You definitely have to use other applications or learning resources in parallel for:
- much more writing in French (can you correctly RECALL any of those learned words from Duolingo with all the accents/diacritics on Memrise/AnkiSRS??)
- listening to native content (e.g Duolingo French stories as the first step)
- reviewing French grammar (tree8 lacks 26+ dedicated verb tense/grammar skills) with books or https://www.lawlessfrench.com / https://french.kwiziq.com
Duolingo is only using robotic TTS, so your listening skills are not really trained.
when I finish my staff A/B tree8 with 119 skills, I would have reached CEFR A1 LEVEL
Are you going to try an offical French A1 CEFR test?
If yes, make sure you have the proper preparation to fill the "black holes" so you can pass it.
Do I get a certificate after completing the staff A/B TREE 8?

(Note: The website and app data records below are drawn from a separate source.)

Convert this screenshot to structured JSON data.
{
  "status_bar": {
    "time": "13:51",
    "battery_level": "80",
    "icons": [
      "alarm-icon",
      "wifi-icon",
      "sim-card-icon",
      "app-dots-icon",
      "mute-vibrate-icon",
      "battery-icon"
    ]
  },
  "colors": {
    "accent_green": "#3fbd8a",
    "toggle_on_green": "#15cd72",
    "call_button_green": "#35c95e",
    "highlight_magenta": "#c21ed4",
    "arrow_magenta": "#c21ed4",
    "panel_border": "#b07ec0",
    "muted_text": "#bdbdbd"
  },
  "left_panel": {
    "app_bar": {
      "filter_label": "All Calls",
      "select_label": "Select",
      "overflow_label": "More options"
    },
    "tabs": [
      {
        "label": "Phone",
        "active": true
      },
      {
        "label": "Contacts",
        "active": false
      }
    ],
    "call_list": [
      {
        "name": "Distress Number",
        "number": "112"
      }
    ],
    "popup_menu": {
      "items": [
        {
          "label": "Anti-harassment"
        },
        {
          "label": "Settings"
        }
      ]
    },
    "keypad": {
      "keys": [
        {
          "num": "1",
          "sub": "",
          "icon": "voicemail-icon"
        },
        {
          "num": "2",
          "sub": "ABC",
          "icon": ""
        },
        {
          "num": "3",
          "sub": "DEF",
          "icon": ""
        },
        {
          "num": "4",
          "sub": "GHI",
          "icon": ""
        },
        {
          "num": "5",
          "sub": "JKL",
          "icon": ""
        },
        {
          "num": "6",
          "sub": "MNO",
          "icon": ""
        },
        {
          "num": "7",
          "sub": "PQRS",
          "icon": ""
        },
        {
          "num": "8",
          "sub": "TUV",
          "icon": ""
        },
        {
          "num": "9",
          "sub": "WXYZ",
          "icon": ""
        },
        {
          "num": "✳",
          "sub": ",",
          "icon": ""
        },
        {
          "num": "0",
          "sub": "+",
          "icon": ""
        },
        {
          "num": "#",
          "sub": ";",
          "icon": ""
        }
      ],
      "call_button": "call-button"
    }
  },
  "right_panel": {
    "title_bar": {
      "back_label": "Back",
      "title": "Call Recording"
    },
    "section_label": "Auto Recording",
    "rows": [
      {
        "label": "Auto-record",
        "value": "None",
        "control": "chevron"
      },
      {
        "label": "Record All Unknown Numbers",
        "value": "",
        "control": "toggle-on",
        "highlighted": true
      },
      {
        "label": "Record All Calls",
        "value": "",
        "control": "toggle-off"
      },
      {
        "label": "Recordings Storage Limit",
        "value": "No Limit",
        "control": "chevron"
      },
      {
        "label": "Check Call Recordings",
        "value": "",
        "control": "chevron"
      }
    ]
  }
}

No, there are no certificates, but you will get your "golden owl" and you will be listed with your L1-L5/golden tree on http://www.duome.eu/en/fr once you have reached the minimum streak of 100 days (first you need to get on the SHOF).
I believe GCSE level is A2. A Levels might be going into a top B1 level. The CEFR scale is just a measure of proficiency in a language: A1&2 are beginner, B1&2 are intermediate, and C1&2 are advanced (native speaker level). Putting a foreign language on your CV may make you more likely to get a job compared to those who don't know any foreign languages, perhaps.
I understand from Thomas.Heiss on another useful thread that when I finish my staff A/B tree8 with 119 skills, I would have reached CEFR A1 LEVEL?. (correct me if I am wrong).
Hi Thomas. Yes, I would like to try for the official A1 CEFR test later. Thanks for the "black hole" warning.
I may have to switch to the staff 12 tree to get to A2. How do I do this? Regards.
I have to switch to the staff 12 tree to get to A2.
How do I do this?
You open a private browsing window (no activity tracking) and once you are sure you have caught the much longer tree12 with 156 skills (either the normal one or the Part1-8 grouping version with line separators where I am not really sure if this a normal A/B alternative layouting test or might be Pearson tree related) - and not the tree8 version with 119 skills - you finally have to register a NEW user account in the same browser window to be able to access it permanently.
Only NEW user accounts are included in the tree8+12 tests for the moment....that is accounts, that have never been associated to the old tree2/tree3 (or tree8) French courses before.
"Changes ahead for tree transitions": https://forum.duolingo.com/comment/29156220